**Problem statement:**
Using the listing below, return every line that includes "data".
[[ Material for this exercise, beginning ]]
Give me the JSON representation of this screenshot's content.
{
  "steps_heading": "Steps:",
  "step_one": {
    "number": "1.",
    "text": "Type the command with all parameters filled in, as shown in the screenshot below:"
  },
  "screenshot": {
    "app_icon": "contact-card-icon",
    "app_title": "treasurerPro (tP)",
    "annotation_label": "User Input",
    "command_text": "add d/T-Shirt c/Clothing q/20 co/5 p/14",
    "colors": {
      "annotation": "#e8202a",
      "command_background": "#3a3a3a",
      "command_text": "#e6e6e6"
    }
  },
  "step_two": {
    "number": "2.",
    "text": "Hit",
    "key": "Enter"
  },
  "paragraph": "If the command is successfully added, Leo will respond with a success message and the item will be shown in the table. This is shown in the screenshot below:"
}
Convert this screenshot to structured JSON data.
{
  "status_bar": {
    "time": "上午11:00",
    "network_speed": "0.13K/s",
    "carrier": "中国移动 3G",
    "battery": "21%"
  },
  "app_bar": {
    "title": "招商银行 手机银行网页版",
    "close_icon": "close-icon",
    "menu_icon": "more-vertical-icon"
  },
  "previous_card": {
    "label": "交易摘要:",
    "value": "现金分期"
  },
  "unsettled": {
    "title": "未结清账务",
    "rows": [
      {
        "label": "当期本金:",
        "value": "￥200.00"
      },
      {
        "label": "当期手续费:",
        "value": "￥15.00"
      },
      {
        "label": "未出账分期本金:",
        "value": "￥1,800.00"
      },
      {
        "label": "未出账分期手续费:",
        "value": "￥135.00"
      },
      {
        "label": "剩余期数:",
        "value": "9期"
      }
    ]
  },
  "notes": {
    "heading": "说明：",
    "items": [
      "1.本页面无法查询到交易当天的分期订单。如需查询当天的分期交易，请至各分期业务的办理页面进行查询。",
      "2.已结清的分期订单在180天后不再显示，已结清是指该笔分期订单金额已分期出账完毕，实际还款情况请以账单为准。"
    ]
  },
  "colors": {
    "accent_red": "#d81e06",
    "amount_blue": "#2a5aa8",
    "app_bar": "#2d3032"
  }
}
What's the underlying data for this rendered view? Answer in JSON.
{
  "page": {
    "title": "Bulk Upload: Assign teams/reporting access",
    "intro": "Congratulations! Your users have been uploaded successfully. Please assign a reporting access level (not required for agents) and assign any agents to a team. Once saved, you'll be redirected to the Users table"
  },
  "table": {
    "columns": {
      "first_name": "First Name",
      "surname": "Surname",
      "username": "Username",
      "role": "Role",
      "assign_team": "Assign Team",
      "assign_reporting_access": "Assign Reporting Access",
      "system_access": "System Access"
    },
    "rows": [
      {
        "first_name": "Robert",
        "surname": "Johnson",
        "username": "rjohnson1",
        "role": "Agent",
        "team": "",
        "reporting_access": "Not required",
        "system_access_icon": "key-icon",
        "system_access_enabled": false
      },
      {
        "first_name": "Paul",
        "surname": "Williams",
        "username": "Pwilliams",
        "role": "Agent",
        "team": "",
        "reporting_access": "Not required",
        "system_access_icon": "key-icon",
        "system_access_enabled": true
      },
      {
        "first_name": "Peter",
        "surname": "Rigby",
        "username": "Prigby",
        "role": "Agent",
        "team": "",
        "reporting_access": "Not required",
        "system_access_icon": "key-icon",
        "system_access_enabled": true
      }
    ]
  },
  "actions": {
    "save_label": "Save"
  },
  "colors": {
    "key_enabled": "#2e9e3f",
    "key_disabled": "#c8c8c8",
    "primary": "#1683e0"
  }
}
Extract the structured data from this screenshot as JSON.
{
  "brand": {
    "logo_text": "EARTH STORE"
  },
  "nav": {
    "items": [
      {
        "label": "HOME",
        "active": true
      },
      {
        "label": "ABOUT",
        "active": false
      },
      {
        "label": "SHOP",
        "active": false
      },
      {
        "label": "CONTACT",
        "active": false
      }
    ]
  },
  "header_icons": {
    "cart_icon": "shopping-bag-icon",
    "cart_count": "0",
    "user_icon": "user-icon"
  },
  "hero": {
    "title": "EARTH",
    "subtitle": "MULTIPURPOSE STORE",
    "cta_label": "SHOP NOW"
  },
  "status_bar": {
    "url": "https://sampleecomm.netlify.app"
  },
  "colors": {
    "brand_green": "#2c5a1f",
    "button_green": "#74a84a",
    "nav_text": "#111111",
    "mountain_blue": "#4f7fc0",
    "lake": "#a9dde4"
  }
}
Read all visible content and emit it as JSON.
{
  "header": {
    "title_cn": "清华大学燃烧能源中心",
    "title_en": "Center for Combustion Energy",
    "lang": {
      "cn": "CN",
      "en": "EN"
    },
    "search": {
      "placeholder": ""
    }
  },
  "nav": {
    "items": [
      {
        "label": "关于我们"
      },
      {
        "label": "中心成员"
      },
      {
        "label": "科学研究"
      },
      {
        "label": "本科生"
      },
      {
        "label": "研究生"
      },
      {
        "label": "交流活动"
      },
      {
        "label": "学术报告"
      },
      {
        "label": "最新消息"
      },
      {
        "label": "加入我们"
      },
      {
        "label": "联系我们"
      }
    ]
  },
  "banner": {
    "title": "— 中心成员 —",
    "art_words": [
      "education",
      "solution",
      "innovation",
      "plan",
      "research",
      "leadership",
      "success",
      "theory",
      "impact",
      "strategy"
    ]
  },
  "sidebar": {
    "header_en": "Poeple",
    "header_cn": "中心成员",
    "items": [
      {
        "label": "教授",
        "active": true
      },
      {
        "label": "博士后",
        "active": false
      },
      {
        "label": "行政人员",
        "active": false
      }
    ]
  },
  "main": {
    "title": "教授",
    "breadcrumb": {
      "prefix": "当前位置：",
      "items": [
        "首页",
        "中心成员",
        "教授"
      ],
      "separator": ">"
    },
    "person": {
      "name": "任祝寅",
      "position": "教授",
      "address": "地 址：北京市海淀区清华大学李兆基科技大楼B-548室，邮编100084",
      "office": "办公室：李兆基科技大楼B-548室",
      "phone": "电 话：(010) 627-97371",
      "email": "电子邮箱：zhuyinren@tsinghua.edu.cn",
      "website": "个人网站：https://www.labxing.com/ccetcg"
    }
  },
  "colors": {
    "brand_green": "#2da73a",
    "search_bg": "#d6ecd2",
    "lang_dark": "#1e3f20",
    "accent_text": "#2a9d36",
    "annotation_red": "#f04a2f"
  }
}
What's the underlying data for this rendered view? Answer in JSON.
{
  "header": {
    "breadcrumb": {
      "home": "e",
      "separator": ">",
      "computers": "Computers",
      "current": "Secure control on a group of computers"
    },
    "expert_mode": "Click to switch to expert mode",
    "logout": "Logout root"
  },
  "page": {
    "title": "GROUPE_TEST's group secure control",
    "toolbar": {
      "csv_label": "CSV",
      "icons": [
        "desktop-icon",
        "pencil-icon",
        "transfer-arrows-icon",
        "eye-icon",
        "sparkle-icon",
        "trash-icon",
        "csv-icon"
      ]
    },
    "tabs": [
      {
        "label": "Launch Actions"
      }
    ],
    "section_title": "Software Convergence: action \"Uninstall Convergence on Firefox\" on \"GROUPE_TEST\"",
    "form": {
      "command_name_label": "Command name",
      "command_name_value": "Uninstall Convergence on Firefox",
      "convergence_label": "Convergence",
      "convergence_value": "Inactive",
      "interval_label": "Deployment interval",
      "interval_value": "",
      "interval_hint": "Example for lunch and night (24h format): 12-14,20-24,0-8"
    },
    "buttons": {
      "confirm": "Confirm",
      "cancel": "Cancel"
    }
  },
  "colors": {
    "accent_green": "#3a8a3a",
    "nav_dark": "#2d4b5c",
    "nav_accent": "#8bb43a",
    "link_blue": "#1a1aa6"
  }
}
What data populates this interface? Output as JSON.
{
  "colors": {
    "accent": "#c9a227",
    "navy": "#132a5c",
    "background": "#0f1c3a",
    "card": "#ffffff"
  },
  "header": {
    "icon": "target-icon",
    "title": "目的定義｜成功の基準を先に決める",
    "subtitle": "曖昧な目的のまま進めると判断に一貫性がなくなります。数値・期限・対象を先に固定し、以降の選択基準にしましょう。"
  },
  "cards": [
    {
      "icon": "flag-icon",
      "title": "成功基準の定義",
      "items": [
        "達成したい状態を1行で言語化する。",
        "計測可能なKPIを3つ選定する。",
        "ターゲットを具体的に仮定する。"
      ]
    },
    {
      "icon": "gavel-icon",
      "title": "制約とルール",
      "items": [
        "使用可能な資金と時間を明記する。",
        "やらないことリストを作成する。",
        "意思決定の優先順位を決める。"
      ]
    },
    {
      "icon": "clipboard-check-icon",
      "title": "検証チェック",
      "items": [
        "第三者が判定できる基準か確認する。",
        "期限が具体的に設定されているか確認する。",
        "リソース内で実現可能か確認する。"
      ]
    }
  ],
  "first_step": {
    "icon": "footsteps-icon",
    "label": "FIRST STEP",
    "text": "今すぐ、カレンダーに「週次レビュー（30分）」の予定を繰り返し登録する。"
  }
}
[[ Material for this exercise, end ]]
**Exercise solution:**
Convert this screenshot to structured JSON data.
What's the underlying data for this rendered view? Answer in JSON.
Extract the structured data from this screenshot as JSON.
What's the underlying data for this rendered view? Answer in JSON.
What data populates this interface? Output as JSON.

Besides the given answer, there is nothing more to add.